Task description —
Every entry should be returned unchanged, with the pictures omitted.

[Items from a dataset]
..........

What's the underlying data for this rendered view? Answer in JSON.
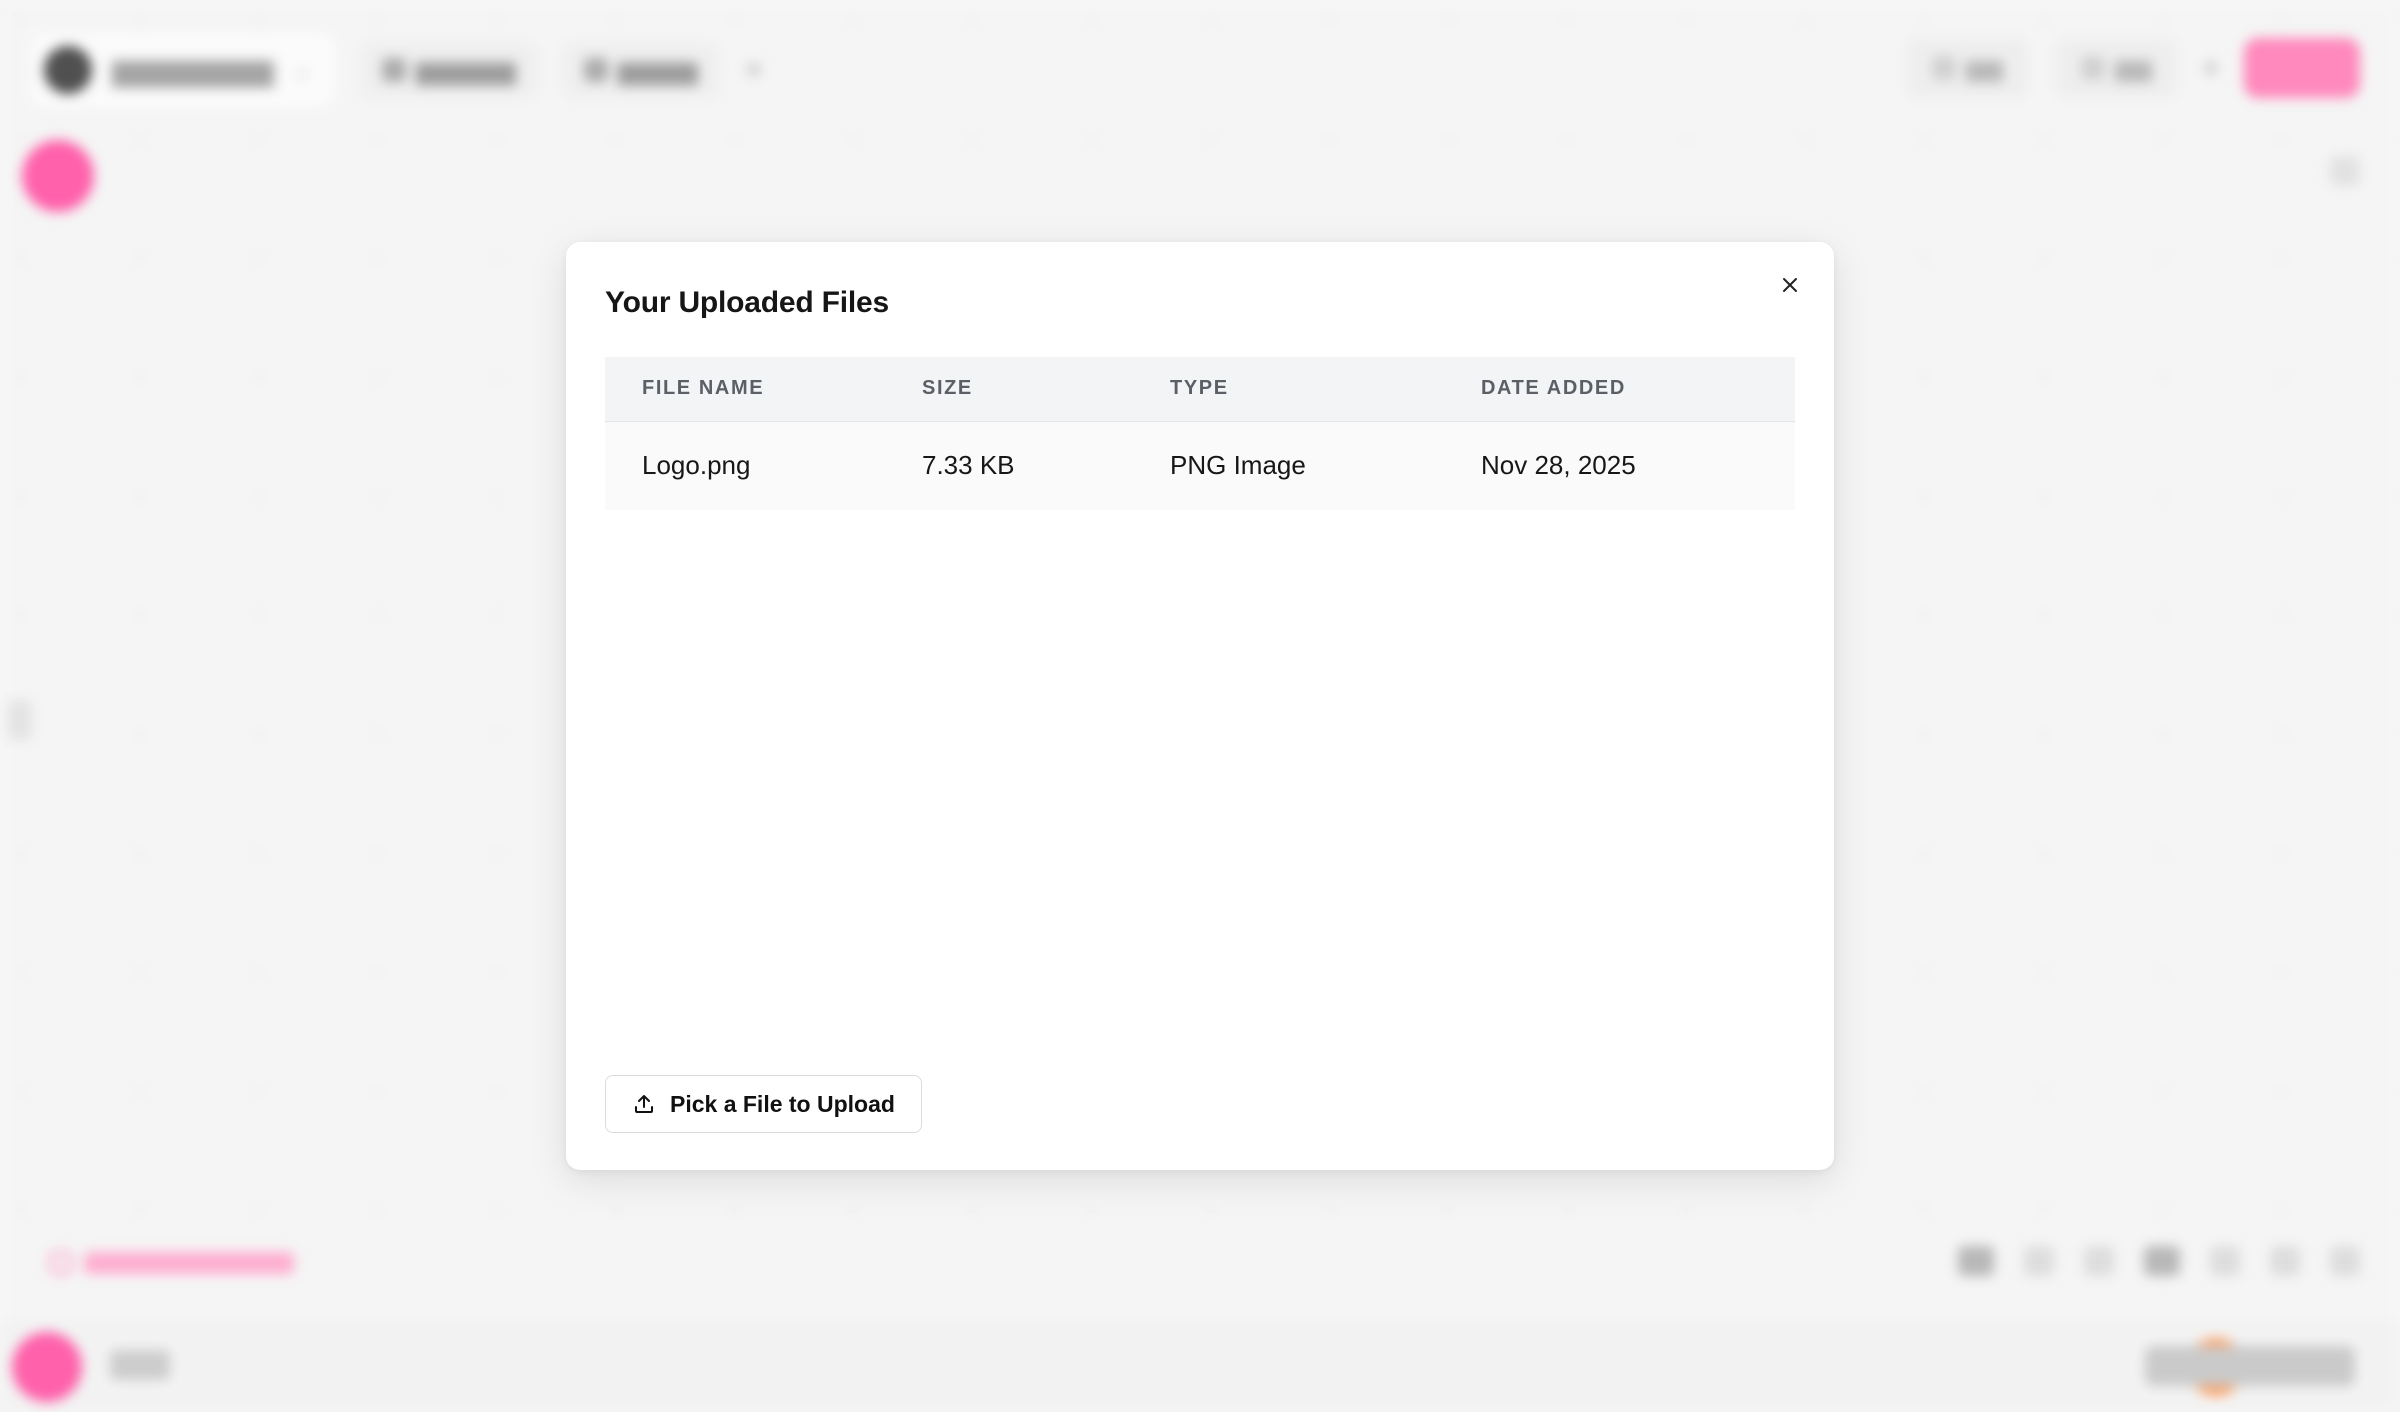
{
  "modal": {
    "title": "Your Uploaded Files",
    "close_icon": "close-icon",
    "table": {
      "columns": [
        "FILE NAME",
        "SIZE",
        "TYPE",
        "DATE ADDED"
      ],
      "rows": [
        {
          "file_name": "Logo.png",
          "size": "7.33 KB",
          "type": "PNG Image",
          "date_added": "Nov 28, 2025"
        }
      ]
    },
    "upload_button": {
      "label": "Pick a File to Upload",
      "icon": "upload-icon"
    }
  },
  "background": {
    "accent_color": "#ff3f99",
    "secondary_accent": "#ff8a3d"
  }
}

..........

Task answer —
What's the underlying data for this rendered view? Answer in JSON.
{
  "modal": {
    "title": "Your Uploaded Files",
    "close_icon": "close-icon",
    "table": {
      "columns": [
        "FILE NAME",
        "SIZE",
        "TYPE",
        "DATE ADDED"
      ],
      "rows": [
        {
          "file_name": "Logo.png",
          "size": "7.33 KB",
          "type": "PNG Image",
          "date_added": "Nov 28, 2025"
        }
      ]
    },
    "upload_button": {
      "label": "Pick a File to Upload",
      "icon": "upload-icon"
    }
  },
  "background": {
    "accent_color": "#ff3f99",
    "secondary_accent": "#ff8a3d"
  }
}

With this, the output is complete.